WHAT TO DO:
Nothing in the records should be changed in the copy, though the pictures must be left out.

ENTRIES SHOWN:
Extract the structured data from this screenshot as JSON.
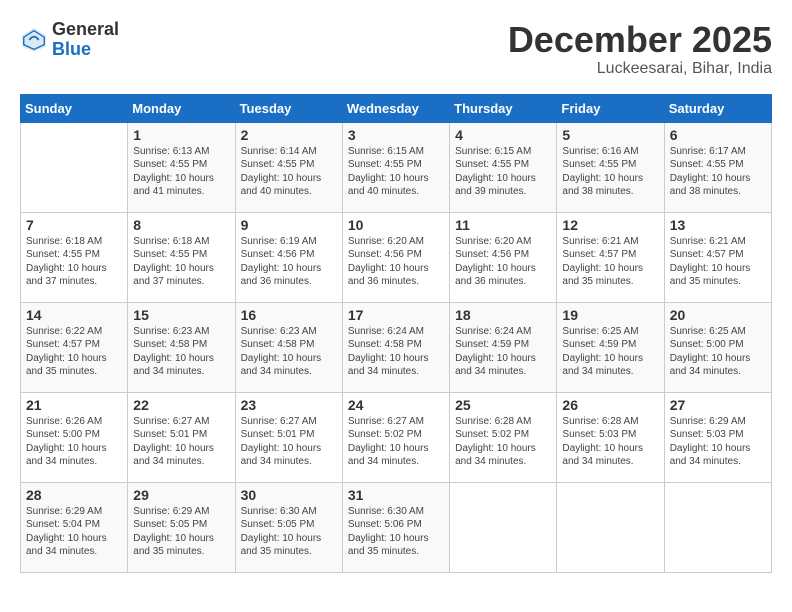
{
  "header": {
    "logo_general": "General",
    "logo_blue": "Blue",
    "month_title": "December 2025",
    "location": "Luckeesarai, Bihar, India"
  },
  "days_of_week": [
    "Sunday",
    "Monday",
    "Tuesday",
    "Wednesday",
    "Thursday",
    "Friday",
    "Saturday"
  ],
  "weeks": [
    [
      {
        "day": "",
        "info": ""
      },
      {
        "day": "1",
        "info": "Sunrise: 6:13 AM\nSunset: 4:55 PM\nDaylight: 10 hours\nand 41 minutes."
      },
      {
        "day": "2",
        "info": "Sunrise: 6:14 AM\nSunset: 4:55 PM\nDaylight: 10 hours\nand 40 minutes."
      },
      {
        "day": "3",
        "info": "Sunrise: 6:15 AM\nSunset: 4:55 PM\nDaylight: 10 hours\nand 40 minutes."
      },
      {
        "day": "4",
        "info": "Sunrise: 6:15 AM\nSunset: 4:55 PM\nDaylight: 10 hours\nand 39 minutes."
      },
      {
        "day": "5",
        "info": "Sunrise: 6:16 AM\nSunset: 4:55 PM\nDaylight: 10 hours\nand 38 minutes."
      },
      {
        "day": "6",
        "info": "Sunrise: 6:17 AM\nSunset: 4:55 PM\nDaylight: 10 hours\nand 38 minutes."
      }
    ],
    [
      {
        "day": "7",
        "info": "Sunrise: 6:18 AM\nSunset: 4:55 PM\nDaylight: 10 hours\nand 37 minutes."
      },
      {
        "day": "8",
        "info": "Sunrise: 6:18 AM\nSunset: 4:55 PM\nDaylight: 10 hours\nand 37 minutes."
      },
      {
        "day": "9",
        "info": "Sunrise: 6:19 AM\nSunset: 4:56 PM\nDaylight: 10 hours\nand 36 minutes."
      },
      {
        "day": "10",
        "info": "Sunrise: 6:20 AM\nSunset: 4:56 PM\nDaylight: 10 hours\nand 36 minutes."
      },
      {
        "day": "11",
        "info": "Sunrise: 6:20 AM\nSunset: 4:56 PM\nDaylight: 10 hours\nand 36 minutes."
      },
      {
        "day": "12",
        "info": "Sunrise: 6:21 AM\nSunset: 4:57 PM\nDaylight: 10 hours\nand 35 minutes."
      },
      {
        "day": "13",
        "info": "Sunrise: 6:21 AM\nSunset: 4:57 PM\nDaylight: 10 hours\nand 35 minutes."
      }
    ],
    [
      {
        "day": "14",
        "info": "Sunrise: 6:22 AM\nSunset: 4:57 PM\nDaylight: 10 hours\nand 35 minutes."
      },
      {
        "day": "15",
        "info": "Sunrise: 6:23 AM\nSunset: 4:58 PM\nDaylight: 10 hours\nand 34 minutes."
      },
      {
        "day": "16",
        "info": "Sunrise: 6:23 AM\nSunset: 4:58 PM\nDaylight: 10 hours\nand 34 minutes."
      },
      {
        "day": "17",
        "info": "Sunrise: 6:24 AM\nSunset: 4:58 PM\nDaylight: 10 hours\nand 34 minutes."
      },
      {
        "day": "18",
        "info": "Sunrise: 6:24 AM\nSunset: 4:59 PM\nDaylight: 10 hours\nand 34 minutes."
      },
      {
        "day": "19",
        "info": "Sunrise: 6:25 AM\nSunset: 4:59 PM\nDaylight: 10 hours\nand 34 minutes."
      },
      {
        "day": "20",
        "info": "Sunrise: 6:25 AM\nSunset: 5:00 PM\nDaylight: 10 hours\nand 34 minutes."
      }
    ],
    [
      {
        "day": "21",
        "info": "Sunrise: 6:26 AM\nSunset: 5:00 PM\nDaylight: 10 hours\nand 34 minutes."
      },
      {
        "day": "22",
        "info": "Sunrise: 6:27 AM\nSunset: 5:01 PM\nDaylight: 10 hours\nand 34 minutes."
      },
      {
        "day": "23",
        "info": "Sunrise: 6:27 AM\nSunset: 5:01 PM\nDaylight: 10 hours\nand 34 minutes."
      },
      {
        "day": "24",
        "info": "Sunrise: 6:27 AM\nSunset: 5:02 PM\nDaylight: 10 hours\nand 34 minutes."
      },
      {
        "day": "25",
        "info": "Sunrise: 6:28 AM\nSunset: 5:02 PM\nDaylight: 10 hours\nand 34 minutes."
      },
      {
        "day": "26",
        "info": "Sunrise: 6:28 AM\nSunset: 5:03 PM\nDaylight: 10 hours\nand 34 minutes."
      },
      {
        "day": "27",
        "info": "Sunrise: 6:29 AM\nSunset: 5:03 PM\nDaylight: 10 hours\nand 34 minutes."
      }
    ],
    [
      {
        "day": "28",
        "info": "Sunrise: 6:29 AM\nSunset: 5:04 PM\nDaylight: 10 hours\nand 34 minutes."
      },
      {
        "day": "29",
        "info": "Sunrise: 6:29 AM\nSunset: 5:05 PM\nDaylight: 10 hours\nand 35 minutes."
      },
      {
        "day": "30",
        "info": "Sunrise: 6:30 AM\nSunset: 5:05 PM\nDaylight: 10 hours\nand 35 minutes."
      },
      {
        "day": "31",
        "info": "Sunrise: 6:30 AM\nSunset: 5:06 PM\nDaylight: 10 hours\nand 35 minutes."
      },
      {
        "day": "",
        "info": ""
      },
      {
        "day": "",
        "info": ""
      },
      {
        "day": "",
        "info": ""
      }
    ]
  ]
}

EXERCISE SOLUTION:
Extract the structured data from this screenshot as JSON.
{
  "header": {
    "logo_general": "General",
    "logo_blue": "Blue",
    "month_title": "December 2025",
    "location": "Luckeesarai, Bihar, India"
  },
  "days_of_week": [
    "Sunday",
    "Monday",
    "Tuesday",
    "Wednesday",
    "Thursday",
    "Friday",
    "Saturday"
  ],
  "weeks": [
    [
      {
        "day": "",
        "info": ""
      },
      {
        "day": "1",
        "info": "Sunrise: 6:13 AM\nSunset: 4:55 PM\nDaylight: 10 hours\nand 41 minutes."
      },
      {
        "day": "2",
        "info": "Sunrise: 6:14 AM\nSunset: 4:55 PM\nDaylight: 10 hours\nand 40 minutes."
      },
      {
        "day": "3",
        "info": "Sunrise: 6:15 AM\nSunset: 4:55 PM\nDaylight: 10 hours\nand 40 minutes."
      },
      {
        "day": "4",
        "info": "Sunrise: 6:15 AM\nSunset: 4:55 PM\nDaylight: 10 hours\nand 39 minutes."
      },
      {
        "day": "5",
        "info": "Sunrise: 6:16 AM\nSunset: 4:55 PM\nDaylight: 10 hours\nand 38 minutes."
      },
      {
        "day": "6",
        "info": "Sunrise: 6:17 AM\nSunset: 4:55 PM\nDaylight: 10 hours\nand 38 minutes."
      }
    ],
    [
      {
        "day": "7",
        "info": "Sunrise: 6:18 AM\nSunset: 4:55 PM\nDaylight: 10 hours\nand 37 minutes."
      },
      {
        "day": "8",
        "info": "Sunrise: 6:18 AM\nSunset: 4:55 PM\nDaylight: 10 hours\nand 37 minutes."
      },
      {
        "day": "9",
        "info": "Sunrise: 6:19 AM\nSunset: 4:56 PM\nDaylight: 10 hours\nand 36 minutes."
      },
      {
        "day": "10",
        "info": "Sunrise: 6:20 AM\nSunset: 4:56 PM\nDaylight: 10 hours\nand 36 minutes."
      },
      {
        "day": "11",
        "info": "Sunrise: 6:20 AM\nSunset: 4:56 PM\nDaylight: 10 hours\nand 36 minutes."
      },
      {
        "day": "12",
        "info": "Sunrise: 6:21 AM\nSunset: 4:57 PM\nDaylight: 10 hours\nand 35 minutes."
      },
      {
        "day": "13",
        "info": "Sunrise: 6:21 AM\nSunset: 4:57 PM\nDaylight: 10 hours\nand 35 minutes."
      }
    ],
    [
      {
        "day": "14",
        "info": "Sunrise: 6:22 AM\nSunset: 4:57 PM\nDaylight: 10 hours\nand 35 minutes."
      },
      {
        "day": "15",
        "info": "Sunrise: 6:23 AM\nSunset: 4:58 PM\nDaylight: 10 hours\nand 34 minutes."
      },
      {
        "day": "16",
        "info": "Sunrise: 6:23 AM\nSunset: 4:58 PM\nDaylight: 10 hours\nand 34 minutes."
      },
      {
        "day": "17",
        "info": "Sunrise: 6:24 AM\nSunset: 4:58 PM\nDaylight: 10 hours\nand 34 minutes."
      },
      {
        "day": "18",
        "info": "Sunrise: 6:24 AM\nSunset: 4:59 PM\nDaylight: 10 hours\nand 34 minutes."
      },
      {
        "day": "19",
        "info": "Sunrise: 6:25 AM\nSunset: 4:59 PM\nDaylight: 10 hours\nand 34 minutes."
      },
      {
        "day": "20",
        "info": "Sunrise: 6:25 AM\nSunset: 5:00 PM\nDaylight: 10 hours\nand 34 minutes."
      }
    ],
    [
      {
        "day": "21",
        "info": "Sunrise: 6:26 AM\nSunset: 5:00 PM\nDaylight: 10 hours\nand 34 minutes."
      },
      {
        "day": "22",
        "info": "Sunrise: 6:27 AM\nSunset: 5:01 PM\nDaylight: 10 hours\nand 34 minutes."
      },
      {
        "day": "23",
        "info": "Sunrise: 6:27 AM\nSunset: 5:01 PM\nDaylight: 10 hours\nand 34 minutes."
      },
      {
        "day": "24",
        "info": "Sunrise: 6:27 AM\nSunset: 5:02 PM\nDaylight: 10 hours\nand 34 minutes."
      },
      {
        "day": "25",
        "info": "Sunrise: 6:28 AM\nSunset: 5:02 PM\nDaylight: 10 hours\nand 34 minutes."
      },
      {
        "day": "26",
        "info": "Sunrise: 6:28 AM\nSunset: 5:03 PM\nDaylight: 10 hours\nand 34 minutes."
      },
      {
        "day": "27",
        "info": "Sunrise: 6:29 AM\nSunset: 5:03 PM\nDaylight: 10 hours\nand 34 minutes."
      }
    ],
    [
      {
        "day": "28",
        "info": "Sunrise: 6:29 AM\nSunset: 5:04 PM\nDaylight: 10 hours\nand 34 minutes."
      },
      {
        "day": "29",
        "info": "Sunrise: 6:29 AM\nSunset: 5:05 PM\nDaylight: 10 hours\nand 35 minutes."
      },
      {
        "day": "30",
        "info": "Sunrise: 6:30 AM\nSunset: 5:05 PM\nDaylight: 10 hours\nand 35 minutes."
      },
      {
        "day": "31",
        "info": "Sunrise: 6:30 AM\nSunset: 5:06 PM\nDaylight: 10 hours\nand 35 minutes."
      },
      {
        "day": "",
        "info": ""
      },
      {
        "day": "",
        "info": ""
      },
      {
        "day": "",
        "info": ""
      }
    ]
  ]
}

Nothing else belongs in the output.